Falling behind has been a trademark of Bradley's tenure, especially in comparison with that of his predecessor, Bruce Arena (1998--2006). While Bradley (.670) and Arena (.674) have virtually the same winning percentage in full internationals (i.e., excluding friendly matches), Bradley's teams have given up the game's first goal much more often (38.6%) than Arena's did (26.1%). The difference is even more pronounced at home: The two coaches have similar winning percentages (Bradley, .870; Arena, .861), but Bradley's teams have allowed the first goal 30.4% of the time to Arena's 8.3%.

Why do Bradley's teams fall behind so frequently? The stats suggest that U.S. squads aren't as well-prepared as they were under Arena, aren't deployed ideally at the start and, at the opening whistle, may be overawed by heavyweight foes (England in the World Cup; Brazil in the first round of the 2009 Confederations Cup) or complacent when facing lower-ranked opponents (Slovenia in South Africa; El Salvador in the '09 qualifier in Salt Lake City). Nor is the leadership question just about Bradley. Carlos Bocanegra, the longtime U.S. captain, and fellow veterans such as Donovan, midfielder Clint Dempsey and goalkeeper Tim Howard are also responsible for ensuring that their teammates are ready to play.

When you have to come from behind so often, you put tremendous pressure on your team. And sometimes, as the U.S. learned against Panama, there's not enough time to erase the deficit. "For some reason we were just a little lackadaisical," Donovan said on Saturday.

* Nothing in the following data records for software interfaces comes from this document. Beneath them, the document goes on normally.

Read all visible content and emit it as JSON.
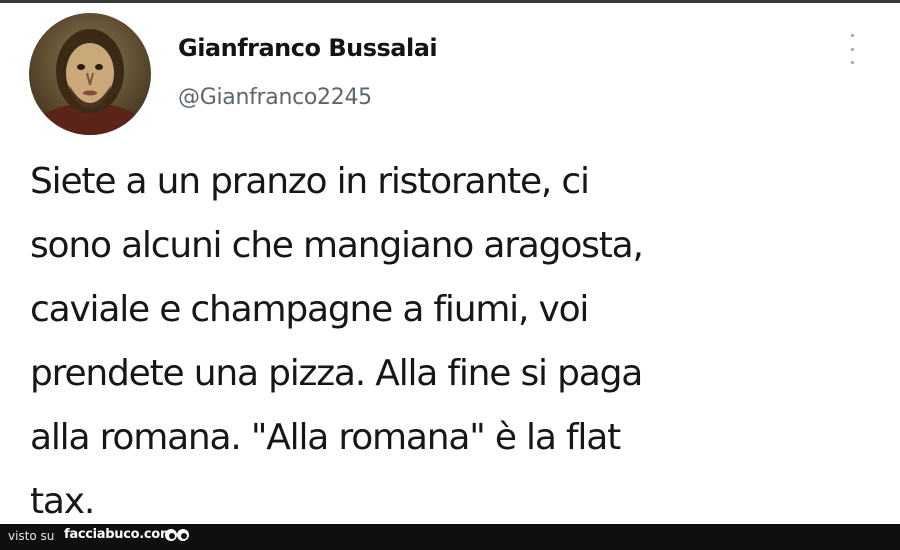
{
  "tweet": {
    "display_name": "Gianfranco Bussalai",
    "handle": "@Gianfranco2245",
    "text": "Siete a un pranzo in ristorante, ci\nsono alcuni che mangiano aragosta,\ncaviale e champagne a fiumi, voi\nprendete una pizza. Alla fine si paga\nalla romana. \"Alla romana\" è la flat\ntax.",
    "avatar_icon": "painted-face-avatar",
    "more_icon": "vertical-dots-icon"
  },
  "footer": {
    "visto_su": "visto su",
    "site": "facciabuco.com",
    "logo_icon": "eyes-logo-icon",
    "background": "#0f0f0f"
  }
}
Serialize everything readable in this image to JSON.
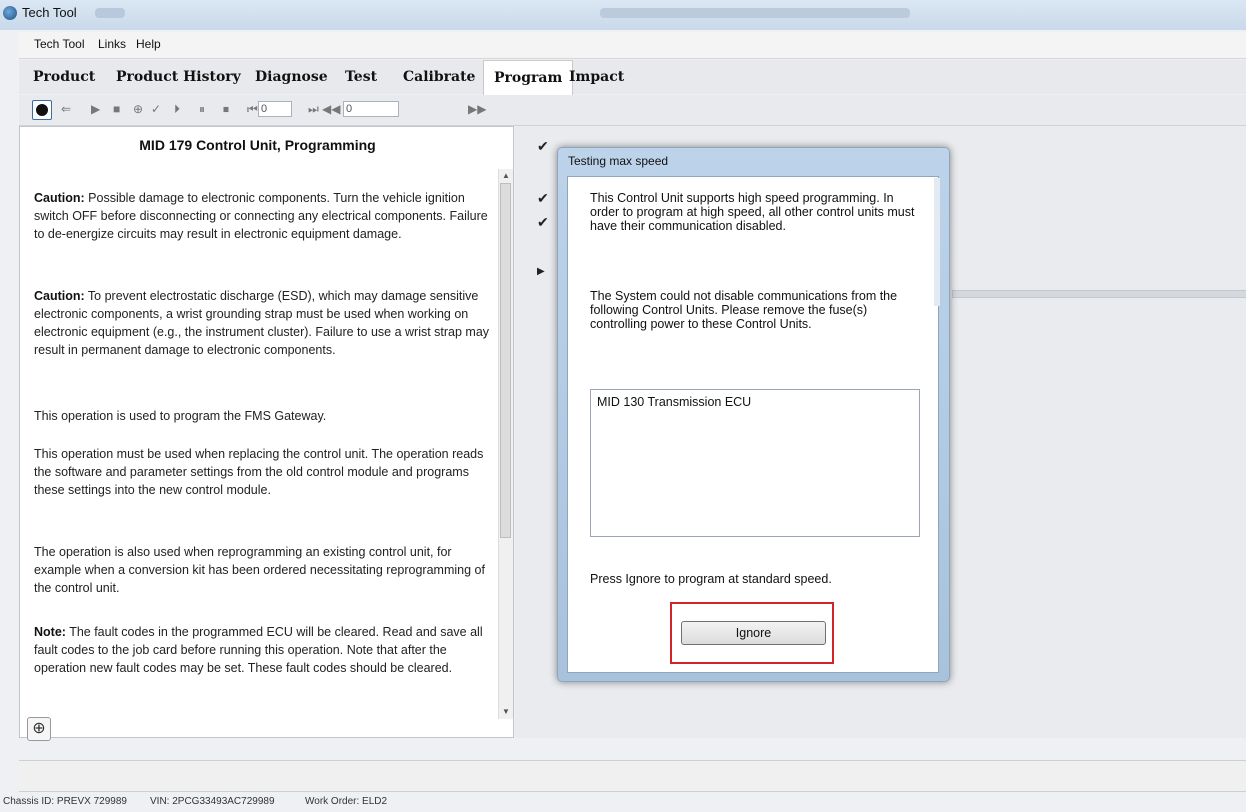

Whatever the reasons, the U.S. is taking huge risks by not playing to its full potential from the starts of games—and the problem doesn't appear to be going away.

Now on

Grant Wahl and Steve Davis report daily on the Gold Cup at


Mexican Waves

While the U.S. was struggling last week, Mexico was demolishing its Gold Cup group-stage foes by a combined 14--1 score, capped off by a 4--1 beatdown of Costa Rica in which El Tri scored all its goals before halftime (and could have had half a dozen more). Mexico hasn't missed a step since five of its players, including two starters—goalkeeper Guillermo (Memo) Ochoa and defender Francisco (Maza) Rodríguez—were suspended after testing positive for the banned substance clenbuterol. (The Mexican federation blamed the results on tainted meat but had no supporting evidence.) With deadly scorers Andrés Guardado and Javier (Chicharito) Hernàndez leading the way, Mexico must now be considered the heavy favorite to raise the Gold Cup trophy on June 25.



MY BAD Dempsey and his fellow vets must take some blame for their younger teammates' not being ready to roll at the opening whistle.